WHAT YOU HAVE TO DO - Among the lines of the material, copy those that hold the string "REF图片恢复软件".

MATERIAL FOR THE TASK -
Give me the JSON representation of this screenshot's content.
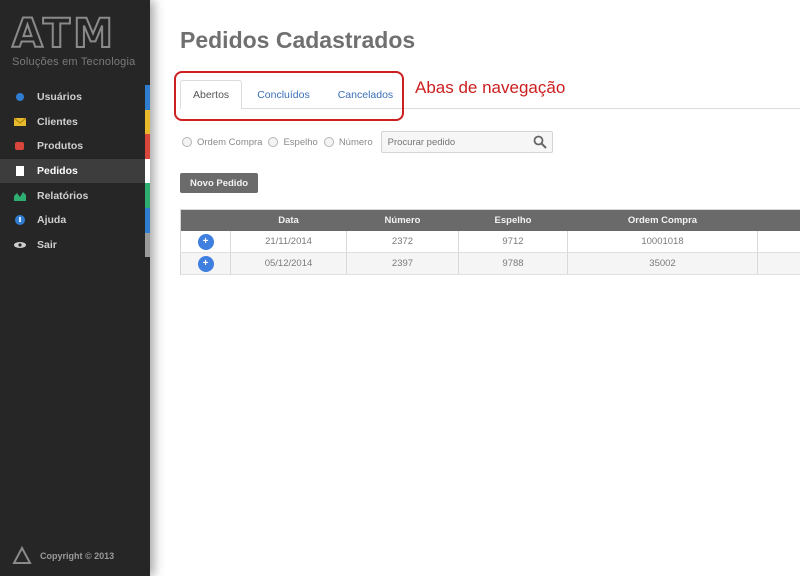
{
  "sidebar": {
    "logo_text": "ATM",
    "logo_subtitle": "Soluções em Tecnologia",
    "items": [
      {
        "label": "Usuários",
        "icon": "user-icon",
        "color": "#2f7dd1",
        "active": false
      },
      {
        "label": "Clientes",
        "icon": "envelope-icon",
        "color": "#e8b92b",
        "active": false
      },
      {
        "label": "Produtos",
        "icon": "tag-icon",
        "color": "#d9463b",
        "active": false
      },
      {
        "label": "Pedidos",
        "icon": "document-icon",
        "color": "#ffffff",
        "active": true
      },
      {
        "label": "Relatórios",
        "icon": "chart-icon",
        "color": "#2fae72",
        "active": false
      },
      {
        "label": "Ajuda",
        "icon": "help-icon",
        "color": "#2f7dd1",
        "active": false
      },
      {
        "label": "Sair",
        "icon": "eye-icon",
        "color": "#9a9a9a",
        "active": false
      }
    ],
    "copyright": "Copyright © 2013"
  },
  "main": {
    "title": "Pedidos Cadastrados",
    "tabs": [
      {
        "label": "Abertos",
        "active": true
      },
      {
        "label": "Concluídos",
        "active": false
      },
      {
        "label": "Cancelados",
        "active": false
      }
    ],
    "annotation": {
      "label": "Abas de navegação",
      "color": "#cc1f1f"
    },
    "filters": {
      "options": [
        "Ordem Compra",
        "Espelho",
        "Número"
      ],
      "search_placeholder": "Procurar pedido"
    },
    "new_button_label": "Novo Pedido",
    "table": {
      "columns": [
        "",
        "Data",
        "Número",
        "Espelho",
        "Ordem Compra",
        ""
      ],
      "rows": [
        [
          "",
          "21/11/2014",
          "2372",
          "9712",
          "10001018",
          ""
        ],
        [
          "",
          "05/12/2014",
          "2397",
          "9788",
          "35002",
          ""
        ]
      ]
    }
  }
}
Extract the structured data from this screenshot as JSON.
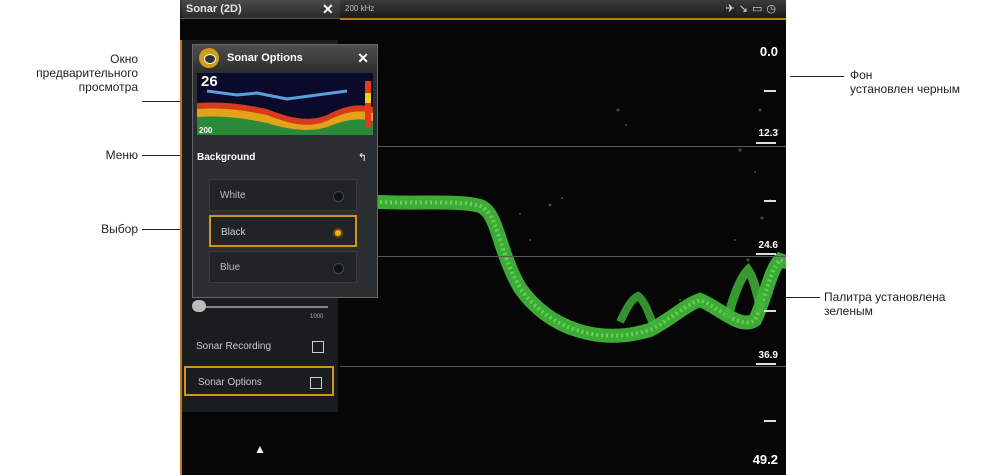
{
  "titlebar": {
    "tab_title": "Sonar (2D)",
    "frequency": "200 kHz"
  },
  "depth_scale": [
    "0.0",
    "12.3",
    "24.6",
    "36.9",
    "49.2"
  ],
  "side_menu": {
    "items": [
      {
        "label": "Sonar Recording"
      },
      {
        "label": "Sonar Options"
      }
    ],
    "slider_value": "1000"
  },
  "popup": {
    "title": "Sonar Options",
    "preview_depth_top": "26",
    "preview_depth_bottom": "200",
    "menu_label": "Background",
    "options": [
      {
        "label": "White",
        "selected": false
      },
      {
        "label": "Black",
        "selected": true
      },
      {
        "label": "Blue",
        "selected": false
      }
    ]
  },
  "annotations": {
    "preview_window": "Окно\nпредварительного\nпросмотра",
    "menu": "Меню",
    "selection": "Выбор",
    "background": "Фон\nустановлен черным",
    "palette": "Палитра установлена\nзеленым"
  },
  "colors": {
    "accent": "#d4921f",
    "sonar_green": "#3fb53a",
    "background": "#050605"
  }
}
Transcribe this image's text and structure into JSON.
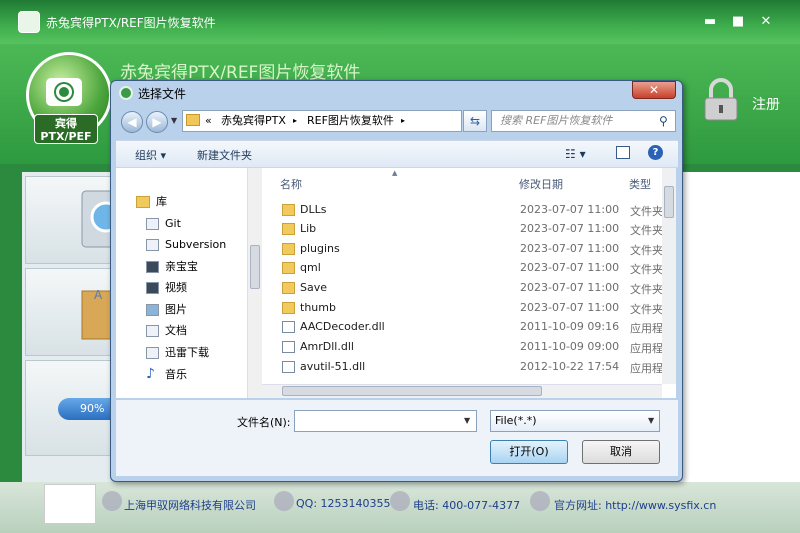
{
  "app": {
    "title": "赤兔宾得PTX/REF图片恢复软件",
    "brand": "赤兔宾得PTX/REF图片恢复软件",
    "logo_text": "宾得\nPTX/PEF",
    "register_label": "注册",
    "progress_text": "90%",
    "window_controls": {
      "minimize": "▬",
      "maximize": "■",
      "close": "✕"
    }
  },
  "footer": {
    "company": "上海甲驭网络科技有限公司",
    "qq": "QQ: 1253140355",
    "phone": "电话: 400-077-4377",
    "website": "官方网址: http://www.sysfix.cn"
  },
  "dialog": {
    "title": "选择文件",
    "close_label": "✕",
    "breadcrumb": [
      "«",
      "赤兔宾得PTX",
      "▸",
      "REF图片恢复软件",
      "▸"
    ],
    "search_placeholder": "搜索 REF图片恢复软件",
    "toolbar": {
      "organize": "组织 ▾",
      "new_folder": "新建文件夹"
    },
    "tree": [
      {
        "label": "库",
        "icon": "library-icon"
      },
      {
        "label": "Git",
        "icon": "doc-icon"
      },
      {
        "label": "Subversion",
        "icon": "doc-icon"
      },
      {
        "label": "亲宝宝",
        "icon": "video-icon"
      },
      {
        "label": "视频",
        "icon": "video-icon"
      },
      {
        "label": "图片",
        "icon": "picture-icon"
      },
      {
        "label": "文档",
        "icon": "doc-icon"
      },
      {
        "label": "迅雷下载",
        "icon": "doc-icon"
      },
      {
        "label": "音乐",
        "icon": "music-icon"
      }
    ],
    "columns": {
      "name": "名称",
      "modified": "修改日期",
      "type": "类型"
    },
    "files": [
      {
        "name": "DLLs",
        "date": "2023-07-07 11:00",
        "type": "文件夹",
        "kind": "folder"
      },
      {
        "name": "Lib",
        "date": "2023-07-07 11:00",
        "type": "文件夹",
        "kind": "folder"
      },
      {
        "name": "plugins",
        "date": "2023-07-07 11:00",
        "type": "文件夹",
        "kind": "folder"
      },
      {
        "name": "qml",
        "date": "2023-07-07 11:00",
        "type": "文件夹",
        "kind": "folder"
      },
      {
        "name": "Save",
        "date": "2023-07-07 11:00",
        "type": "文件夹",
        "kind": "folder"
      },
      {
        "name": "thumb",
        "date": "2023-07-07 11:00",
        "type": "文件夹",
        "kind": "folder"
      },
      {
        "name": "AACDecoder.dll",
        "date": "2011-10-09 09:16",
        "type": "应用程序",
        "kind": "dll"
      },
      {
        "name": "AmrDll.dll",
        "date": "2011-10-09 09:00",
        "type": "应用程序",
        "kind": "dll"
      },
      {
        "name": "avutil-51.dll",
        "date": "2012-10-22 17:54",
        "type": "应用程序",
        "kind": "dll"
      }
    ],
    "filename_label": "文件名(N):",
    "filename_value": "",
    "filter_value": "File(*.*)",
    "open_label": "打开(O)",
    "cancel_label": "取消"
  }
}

RESPONSE TO THIS EXERCISE -
    "title": "赤兔宾得PTX/REF图片恢复软件",
    "brand": "赤兔宾得PTX/REF图片恢复软件",
      "REF图片恢复软件",
    "search_placeholder": "搜索 REF图片恢复软件",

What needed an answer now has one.